Records supplied:
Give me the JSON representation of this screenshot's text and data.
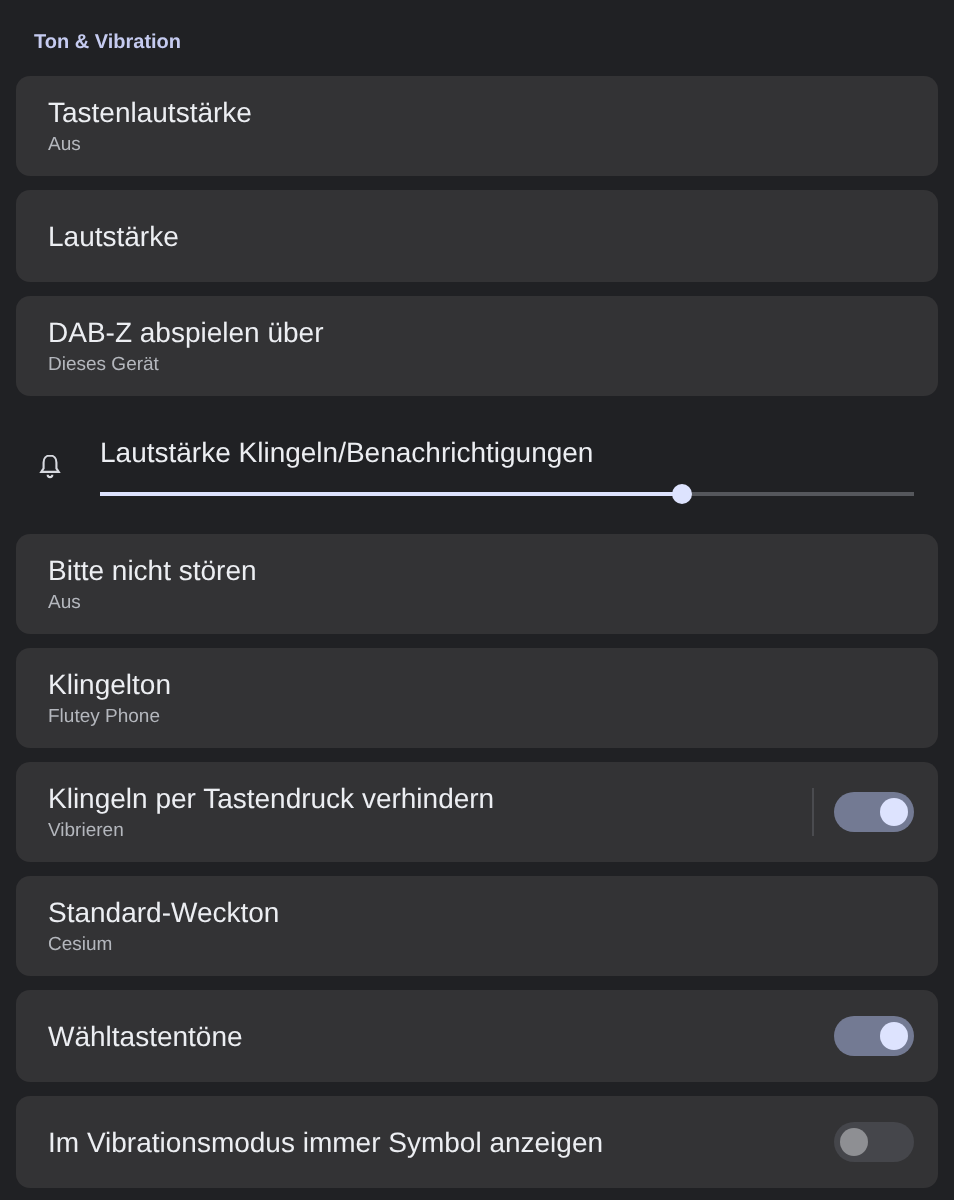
{
  "section_title": "Ton & Vibration",
  "items": [
    {
      "kind": "nav",
      "title": "Tastenlautstärke",
      "subtitle": "Aus"
    },
    {
      "kind": "nav",
      "title": "Lautstärke"
    },
    {
      "kind": "nav",
      "title": "DAB-Z abspielen über",
      "subtitle": "Dieses Gerät"
    },
    {
      "kind": "slider",
      "title": "Lautstärke Klingeln/Benachrichtigungen",
      "level": 0.715
    },
    {
      "kind": "nav",
      "title": "Bitte nicht stören",
      "subtitle": "Aus"
    },
    {
      "kind": "nav",
      "title": "Klingelton",
      "subtitle": "Flutey Phone"
    },
    {
      "kind": "toggle",
      "title": "Klingeln per Tastendruck verhindern",
      "subtitle": "Vibrieren",
      "on": true,
      "divider": true
    },
    {
      "kind": "nav",
      "title": "Standard-Weckton",
      "subtitle": "Cesium"
    },
    {
      "kind": "toggle",
      "title": "Wähltastentöne",
      "on": true,
      "divider": false
    },
    {
      "kind": "toggle",
      "title": "Im Vibrationsmodus immer Symbol anzeigen",
      "on": false,
      "divider": false
    }
  ]
}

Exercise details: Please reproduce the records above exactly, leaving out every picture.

Response for this exercise:
Give me the JSON representation of this screenshot's text and data.
{
  "section_title": "Ton & Vibration",
  "items": [
    {
      "kind": "nav",
      "title": "Tastenlautstärke",
      "subtitle": "Aus"
    },
    {
      "kind": "nav",
      "title": "Lautstärke"
    },
    {
      "kind": "nav",
      "title": "DAB-Z abspielen über",
      "subtitle": "Dieses Gerät"
    },
    {
      "kind": "slider",
      "title": "Lautstärke Klingeln/Benachrichtigungen",
      "level": 0.715
    },
    {
      "kind": "nav",
      "title": "Bitte nicht stören",
      "subtitle": "Aus"
    },
    {
      "kind": "nav",
      "title": "Klingelton",
      "subtitle": "Flutey Phone"
    },
    {
      "kind": "toggle",
      "title": "Klingeln per Tastendruck verhindern",
      "subtitle": "Vibrieren",
      "on": true,
      "divider": true
    },
    {
      "kind": "nav",
      "title": "Standard-Weckton",
      "subtitle": "Cesium"
    },
    {
      "kind": "toggle",
      "title": "Wähltastentöne",
      "on": true,
      "divider": false
    },
    {
      "kind": "toggle",
      "title": "Im Vibrationsmodus immer Symbol anzeigen",
      "on": false,
      "divider": false
    }
  ]
}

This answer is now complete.